> [ACTIVITY]: Which of the lines in the data mention the string "text"? List them all.

> [DATA PROVIDED]:
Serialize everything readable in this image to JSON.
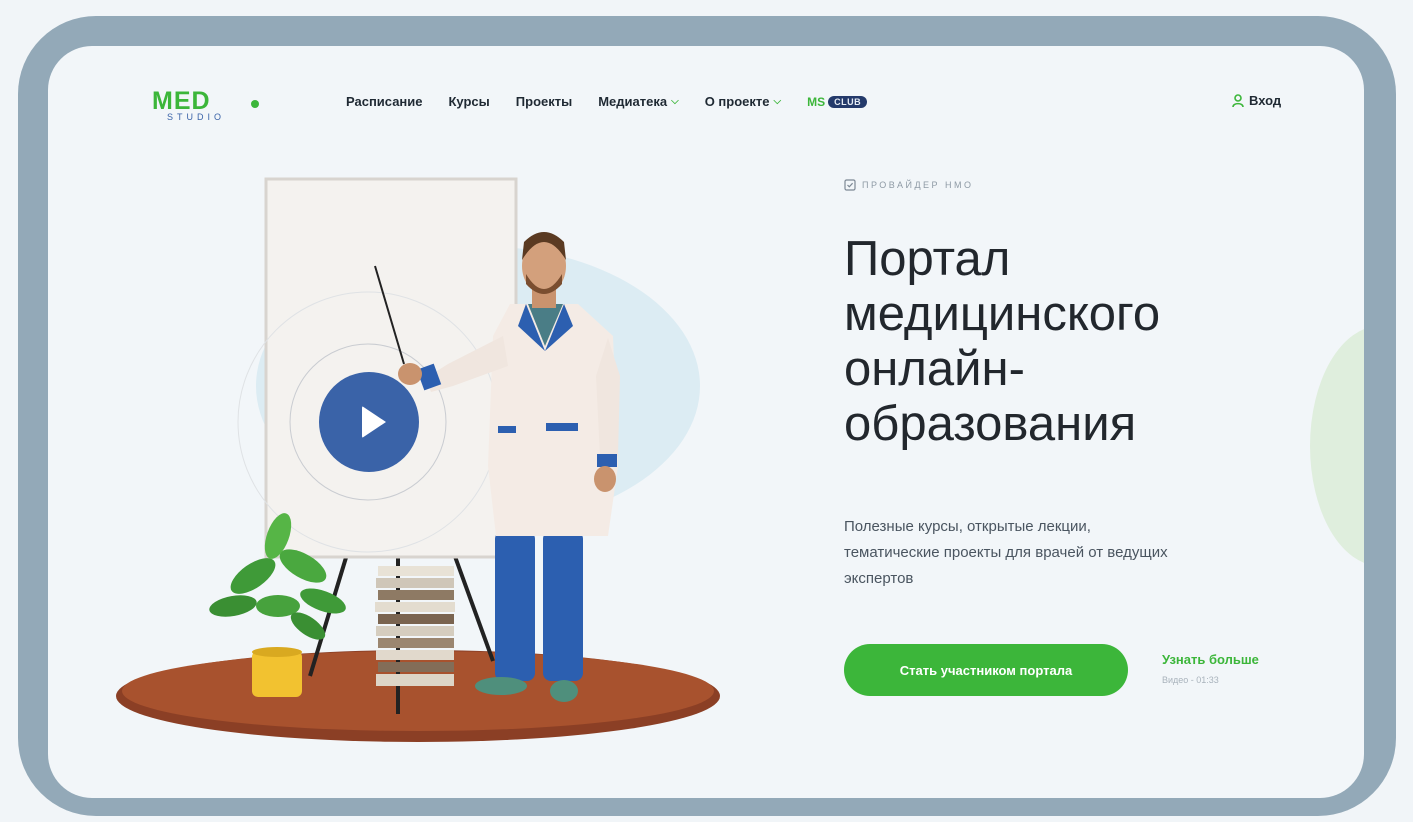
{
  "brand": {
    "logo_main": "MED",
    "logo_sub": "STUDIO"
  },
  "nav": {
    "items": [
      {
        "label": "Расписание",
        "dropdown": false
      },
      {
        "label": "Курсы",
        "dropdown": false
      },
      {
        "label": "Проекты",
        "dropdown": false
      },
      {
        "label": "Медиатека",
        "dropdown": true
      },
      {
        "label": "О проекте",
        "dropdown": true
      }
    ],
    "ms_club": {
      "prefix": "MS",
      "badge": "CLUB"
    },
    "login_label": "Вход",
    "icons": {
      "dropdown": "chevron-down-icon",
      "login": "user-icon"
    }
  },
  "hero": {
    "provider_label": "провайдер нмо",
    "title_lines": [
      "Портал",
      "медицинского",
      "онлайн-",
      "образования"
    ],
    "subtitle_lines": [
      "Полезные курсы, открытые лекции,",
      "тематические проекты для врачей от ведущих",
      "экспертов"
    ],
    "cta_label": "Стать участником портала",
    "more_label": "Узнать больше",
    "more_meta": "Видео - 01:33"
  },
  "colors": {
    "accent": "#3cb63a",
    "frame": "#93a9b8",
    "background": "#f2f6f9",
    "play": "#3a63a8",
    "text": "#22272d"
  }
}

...

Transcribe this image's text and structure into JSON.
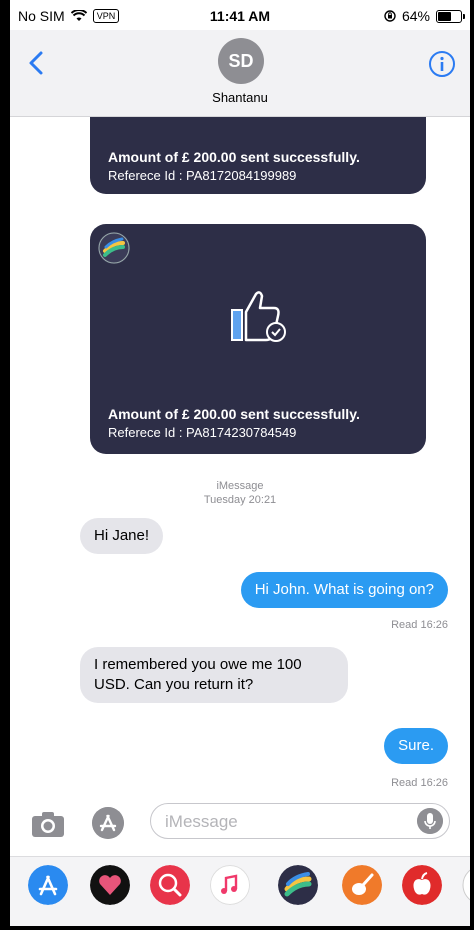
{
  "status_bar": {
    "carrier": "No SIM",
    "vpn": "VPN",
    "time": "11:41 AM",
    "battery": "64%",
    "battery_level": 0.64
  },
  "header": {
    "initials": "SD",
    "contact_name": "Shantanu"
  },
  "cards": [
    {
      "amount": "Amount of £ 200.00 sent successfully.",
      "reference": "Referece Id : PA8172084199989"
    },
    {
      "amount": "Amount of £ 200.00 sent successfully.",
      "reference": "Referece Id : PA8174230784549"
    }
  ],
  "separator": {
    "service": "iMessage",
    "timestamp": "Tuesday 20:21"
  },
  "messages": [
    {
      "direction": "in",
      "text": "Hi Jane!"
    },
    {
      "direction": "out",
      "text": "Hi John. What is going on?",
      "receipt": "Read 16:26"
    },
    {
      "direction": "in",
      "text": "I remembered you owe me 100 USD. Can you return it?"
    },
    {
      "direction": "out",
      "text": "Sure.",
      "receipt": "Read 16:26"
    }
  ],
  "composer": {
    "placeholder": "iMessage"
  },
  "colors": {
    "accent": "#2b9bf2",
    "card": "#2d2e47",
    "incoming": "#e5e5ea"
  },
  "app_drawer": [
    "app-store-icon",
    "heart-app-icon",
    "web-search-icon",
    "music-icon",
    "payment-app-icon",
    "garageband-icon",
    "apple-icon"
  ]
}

> [EXERCISE ANSWER]:
    "text": "#22272d"
Transcribe this image's text and structure into JSON.
      "text": "Hi Jane!"
      "text": "Hi John. What is going on?",
      "text": "I remembered you owe me 100 USD. Can you return it?"
      "text": "Sure.",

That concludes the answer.